A further 39 Palestinians have been freed from Israeli prisons in the third exchange for hostages being held in Gaza.
They were released as part of an agreement which has seen 40 Israeli hostages taken on 7 October returned.
It brings the total number of Palestinians released since the first swap on Friday to 117.
A last exchange is expected on Monday under the current deal agreed by Israel and Hamas, but it could be extended.
Among the latest Palestinian prisoners to be freed was teenager Mohammed Al-Awar, who spent 16 months in jail. His mother said she had mixed feelings about his release.
"Our joy is incomplete because of the huge number of people killed in Gaza," she said in a video showing their reunion.
Another teenager, Abdurahman Al-Zaghal, was also freed but was not with the others as he is in an Israeli hospital receiving medical treatment.
He was shot in the head and hit by shrapnel in the lower part of his body in August as he went out to buy bread, according to his uncle. Israeli authorities said he was trying to throw a petrol bomb on a settlement post in the area.
Al-Zaghal's trial was held in absentia as he was still in intensive care.
He was seen on Sunday removing an electronic bracelet from his leg.
As in the earlier nights of prisoner swaps, large crowds took to the streets in the West Bank - where detainees are being returned to initially - to greet the coaches carrying the released prisoners.
Footage shows some of those released being paraded around on people's shoulders, while other members of the crowd wave Palestinian flags.
Israel has compiled a list of 300 Palestinian prisoners, mainly teenage boys, who are eligible for release under the deal struck with Hamas.
Under a deal brokered with the help of Qatar, 50 Israeli hostages - women and children - were to be freed by Hamas over four days during a ceasefire, in exchange for 150 Palestinian prisoners.
Some 40 Israeli hostages in total have been freed so far, alongside 18 foreign nationals.
Israel previously said the ceasefire could be extended if at least 10 Israelis were released daily. However, the government has vowed to wipe out Hamas and added that any cessation in its attacks was only temporary.
Hamas said on Sunday that it wanted to extend the agreement and increase the number of hostages released.
A senior Palestinian official familiar with negotiations taking place in Qatar told the BBC the group has informed mediators it is willing to extend the pause by two to four days, and that an extension could see the release of an additional 20 to 40 Israeli prisoners.

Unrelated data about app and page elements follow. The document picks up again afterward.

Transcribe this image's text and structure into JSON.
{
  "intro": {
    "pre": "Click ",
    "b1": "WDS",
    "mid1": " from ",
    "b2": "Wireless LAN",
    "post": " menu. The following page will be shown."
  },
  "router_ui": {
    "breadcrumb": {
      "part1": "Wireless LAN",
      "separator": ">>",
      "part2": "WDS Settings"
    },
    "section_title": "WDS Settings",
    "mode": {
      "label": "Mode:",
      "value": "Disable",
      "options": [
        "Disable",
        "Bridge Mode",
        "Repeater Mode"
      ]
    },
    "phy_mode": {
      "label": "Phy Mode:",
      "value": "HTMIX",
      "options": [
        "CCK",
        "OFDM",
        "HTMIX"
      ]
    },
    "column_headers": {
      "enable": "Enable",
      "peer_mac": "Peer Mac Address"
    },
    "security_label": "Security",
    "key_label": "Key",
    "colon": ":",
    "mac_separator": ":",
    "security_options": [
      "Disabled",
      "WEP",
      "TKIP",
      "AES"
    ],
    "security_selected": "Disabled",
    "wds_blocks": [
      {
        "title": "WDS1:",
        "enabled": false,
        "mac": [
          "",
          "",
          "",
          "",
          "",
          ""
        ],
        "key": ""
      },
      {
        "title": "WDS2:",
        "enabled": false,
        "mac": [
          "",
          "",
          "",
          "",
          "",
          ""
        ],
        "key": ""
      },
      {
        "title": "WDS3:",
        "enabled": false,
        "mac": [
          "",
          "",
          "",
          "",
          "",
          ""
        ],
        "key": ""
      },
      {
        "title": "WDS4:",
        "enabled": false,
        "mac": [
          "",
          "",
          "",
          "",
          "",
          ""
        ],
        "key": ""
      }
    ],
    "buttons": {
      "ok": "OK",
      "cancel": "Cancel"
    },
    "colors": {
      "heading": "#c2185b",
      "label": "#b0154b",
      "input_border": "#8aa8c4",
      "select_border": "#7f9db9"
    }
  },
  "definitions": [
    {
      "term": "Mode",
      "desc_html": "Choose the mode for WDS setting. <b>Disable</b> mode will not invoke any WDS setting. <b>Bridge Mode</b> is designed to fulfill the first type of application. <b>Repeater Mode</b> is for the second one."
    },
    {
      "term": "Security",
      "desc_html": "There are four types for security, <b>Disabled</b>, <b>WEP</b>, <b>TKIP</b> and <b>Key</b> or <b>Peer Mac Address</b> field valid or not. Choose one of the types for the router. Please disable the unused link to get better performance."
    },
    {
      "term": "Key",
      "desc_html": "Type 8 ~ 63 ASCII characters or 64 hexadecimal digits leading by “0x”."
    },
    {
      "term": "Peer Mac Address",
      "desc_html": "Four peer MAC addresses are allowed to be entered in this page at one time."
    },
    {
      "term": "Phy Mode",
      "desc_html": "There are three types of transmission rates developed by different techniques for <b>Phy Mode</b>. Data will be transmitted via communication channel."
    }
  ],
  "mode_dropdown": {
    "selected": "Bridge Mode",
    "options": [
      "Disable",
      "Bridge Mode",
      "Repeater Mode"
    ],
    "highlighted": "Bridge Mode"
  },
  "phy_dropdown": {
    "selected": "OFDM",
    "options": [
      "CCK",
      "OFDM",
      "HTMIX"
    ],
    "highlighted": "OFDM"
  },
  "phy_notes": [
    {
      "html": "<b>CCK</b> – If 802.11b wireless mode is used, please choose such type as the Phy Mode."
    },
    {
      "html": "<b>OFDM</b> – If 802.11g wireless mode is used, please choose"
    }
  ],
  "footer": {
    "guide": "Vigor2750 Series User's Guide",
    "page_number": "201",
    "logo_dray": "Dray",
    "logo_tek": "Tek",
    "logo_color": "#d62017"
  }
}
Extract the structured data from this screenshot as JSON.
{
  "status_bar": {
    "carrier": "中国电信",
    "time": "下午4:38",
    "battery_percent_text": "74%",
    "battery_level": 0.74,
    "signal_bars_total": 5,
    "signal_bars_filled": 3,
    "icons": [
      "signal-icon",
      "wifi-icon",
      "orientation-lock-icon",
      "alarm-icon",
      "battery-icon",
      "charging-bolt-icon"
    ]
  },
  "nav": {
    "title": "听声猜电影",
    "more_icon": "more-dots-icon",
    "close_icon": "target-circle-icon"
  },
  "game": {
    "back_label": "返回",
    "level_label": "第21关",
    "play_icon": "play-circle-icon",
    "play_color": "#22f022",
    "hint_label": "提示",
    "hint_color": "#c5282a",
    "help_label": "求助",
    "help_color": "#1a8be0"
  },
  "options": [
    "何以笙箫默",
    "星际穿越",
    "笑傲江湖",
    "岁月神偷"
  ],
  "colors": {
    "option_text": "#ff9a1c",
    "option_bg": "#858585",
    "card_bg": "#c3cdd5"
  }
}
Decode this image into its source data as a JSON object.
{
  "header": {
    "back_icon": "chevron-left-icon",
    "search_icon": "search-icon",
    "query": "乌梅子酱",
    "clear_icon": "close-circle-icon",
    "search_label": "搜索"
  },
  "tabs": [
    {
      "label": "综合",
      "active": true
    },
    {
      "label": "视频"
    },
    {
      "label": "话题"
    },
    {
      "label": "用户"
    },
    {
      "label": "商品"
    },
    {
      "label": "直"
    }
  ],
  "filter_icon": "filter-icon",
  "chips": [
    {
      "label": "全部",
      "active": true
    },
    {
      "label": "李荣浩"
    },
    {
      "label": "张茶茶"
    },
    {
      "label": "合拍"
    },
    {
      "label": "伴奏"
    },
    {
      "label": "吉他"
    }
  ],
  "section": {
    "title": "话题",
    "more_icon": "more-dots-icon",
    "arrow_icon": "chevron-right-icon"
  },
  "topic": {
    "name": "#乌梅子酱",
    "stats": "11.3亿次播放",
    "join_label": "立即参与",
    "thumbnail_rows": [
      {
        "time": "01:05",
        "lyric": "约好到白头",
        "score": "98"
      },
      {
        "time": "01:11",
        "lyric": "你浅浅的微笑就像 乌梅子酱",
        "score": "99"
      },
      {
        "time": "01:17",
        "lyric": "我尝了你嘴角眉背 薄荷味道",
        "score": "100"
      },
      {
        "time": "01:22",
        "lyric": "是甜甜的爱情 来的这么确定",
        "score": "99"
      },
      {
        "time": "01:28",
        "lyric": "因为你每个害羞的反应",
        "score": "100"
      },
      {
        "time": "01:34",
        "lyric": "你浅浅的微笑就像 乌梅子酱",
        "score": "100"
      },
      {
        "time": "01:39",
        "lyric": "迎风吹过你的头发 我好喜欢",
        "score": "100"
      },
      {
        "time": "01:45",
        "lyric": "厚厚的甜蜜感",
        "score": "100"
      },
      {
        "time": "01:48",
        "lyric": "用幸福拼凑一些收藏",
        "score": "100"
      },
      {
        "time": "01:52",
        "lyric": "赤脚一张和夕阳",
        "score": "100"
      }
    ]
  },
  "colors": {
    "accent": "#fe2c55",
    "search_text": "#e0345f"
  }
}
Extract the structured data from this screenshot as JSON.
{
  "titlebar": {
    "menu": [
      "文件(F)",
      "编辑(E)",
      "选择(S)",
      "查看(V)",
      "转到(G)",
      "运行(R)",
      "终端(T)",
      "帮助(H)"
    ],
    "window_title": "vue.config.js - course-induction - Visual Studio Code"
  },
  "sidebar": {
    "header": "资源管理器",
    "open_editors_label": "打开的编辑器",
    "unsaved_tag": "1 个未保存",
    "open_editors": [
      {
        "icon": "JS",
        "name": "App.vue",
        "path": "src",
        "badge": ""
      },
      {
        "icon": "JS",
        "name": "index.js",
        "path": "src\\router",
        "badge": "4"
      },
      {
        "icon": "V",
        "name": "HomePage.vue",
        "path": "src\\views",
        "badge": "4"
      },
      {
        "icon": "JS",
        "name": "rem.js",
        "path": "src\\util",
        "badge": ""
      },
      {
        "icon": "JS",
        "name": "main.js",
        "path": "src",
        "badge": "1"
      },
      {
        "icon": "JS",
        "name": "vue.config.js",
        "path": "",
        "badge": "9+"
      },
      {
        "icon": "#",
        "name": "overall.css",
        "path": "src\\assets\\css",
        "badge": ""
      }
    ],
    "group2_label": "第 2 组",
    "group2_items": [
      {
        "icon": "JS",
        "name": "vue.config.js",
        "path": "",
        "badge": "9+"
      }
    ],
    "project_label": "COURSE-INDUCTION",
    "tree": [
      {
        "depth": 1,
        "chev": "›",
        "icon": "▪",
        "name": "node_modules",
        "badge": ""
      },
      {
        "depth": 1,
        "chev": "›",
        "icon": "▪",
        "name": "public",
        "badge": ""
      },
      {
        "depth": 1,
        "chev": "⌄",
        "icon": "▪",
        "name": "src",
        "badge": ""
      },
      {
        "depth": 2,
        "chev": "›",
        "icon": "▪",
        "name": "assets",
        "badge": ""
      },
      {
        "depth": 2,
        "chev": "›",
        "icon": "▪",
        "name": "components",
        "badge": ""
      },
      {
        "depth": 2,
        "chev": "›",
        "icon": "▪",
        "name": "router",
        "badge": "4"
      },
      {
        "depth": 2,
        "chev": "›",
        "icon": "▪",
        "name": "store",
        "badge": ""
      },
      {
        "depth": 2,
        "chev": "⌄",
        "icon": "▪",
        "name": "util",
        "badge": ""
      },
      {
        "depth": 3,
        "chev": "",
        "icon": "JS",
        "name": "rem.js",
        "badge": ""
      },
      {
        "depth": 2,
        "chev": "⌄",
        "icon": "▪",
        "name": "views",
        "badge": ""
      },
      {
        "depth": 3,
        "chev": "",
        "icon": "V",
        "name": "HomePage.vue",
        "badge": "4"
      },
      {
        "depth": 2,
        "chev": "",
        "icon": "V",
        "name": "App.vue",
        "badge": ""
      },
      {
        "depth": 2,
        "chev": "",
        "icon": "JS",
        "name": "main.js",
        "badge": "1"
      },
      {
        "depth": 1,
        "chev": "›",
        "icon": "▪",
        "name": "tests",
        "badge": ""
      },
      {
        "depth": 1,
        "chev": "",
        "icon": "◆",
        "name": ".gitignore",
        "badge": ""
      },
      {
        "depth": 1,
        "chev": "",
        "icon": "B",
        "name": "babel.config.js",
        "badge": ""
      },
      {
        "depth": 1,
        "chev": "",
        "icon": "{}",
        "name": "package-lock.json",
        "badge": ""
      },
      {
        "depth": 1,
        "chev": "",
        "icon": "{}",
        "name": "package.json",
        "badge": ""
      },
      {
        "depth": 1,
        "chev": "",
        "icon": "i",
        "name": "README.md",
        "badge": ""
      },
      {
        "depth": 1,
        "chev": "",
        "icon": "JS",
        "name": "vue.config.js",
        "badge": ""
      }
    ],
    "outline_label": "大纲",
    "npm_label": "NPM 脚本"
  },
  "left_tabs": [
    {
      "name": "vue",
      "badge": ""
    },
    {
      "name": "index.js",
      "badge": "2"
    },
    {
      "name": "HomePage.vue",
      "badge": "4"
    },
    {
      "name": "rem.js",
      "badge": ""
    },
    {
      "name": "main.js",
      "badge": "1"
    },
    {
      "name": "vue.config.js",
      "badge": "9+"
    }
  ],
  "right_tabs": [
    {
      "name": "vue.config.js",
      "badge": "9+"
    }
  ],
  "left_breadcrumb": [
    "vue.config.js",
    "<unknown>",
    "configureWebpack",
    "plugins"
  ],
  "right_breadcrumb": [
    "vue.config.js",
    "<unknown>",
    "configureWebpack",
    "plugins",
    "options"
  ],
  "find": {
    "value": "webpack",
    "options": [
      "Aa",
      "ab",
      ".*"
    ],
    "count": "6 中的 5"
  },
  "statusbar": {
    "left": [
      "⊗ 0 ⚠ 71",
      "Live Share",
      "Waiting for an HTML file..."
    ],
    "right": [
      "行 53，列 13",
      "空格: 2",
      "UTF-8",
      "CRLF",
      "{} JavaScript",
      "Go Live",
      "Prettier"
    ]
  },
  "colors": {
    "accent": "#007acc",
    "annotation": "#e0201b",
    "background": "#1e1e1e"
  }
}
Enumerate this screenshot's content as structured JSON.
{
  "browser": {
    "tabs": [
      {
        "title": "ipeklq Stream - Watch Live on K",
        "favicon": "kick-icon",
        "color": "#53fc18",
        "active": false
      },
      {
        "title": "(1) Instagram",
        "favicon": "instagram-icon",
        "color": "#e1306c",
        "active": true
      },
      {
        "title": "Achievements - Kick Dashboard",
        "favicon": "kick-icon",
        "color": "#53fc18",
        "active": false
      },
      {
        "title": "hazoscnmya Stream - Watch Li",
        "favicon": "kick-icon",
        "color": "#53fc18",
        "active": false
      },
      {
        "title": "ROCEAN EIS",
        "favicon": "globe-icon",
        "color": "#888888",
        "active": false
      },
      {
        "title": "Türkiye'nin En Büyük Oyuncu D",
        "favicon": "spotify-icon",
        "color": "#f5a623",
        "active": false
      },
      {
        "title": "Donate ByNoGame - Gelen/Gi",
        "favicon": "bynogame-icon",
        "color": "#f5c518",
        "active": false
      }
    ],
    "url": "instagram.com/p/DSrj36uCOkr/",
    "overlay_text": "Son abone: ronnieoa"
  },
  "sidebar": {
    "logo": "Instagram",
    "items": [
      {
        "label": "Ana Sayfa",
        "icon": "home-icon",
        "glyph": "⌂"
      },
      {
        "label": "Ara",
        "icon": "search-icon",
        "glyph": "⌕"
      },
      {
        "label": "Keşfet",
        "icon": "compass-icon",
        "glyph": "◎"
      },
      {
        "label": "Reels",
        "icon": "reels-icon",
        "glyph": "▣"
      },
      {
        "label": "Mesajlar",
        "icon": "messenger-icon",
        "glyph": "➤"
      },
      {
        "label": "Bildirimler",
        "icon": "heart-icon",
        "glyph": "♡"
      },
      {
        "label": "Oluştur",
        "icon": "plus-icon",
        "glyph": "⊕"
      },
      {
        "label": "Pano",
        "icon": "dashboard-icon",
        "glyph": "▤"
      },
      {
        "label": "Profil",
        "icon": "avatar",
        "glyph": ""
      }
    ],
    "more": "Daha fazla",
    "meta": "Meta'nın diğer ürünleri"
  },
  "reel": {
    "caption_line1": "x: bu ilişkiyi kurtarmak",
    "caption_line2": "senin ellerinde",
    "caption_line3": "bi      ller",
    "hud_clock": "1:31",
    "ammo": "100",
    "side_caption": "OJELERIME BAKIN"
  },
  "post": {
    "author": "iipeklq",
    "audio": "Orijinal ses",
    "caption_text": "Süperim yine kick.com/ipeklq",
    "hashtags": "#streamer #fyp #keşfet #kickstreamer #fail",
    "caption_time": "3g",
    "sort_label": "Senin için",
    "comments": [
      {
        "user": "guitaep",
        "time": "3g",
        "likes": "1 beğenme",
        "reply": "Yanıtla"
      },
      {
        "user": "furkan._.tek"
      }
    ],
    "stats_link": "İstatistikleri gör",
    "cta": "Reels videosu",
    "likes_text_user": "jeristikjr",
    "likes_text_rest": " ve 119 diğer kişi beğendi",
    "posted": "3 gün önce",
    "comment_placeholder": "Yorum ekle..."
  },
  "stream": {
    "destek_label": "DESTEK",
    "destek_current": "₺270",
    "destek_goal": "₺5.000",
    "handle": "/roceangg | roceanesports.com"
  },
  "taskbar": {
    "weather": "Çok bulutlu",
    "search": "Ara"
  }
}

Israeli Prime Minister Benjamin Netanyahu described the framework deal as a "blessed thing", also apparently hinting that it could be extended.
Qatari Prime Minister Sheikh Mohammed bin Abdulrahman told the Financial Times that the group would need to locate dozens of hostages held in Gaza by other groups in order to secure an extension.
Many of those kidnapped in the 7 October attacks - thought to be about 240 people - are being held by Hamas, an Iran-backed Islamist group that is categorised as a terrorist organisation by Israel, the UK, the US and the European Union.
However, groups including Palestinian Islamic Jihad, which also participated, are believed to be holding some.
Some 1,200 people, most of them civilians were killed in the 7 October raid, according to Israel.
In retaliation for the attack, Israel has bombed Gaza relentlessly, wrecking its infrastructure.
Hamas says nearly 15,000 people have died, including many children. Large supplies of aid - notably food, water and hygiene kits - are desperately needed.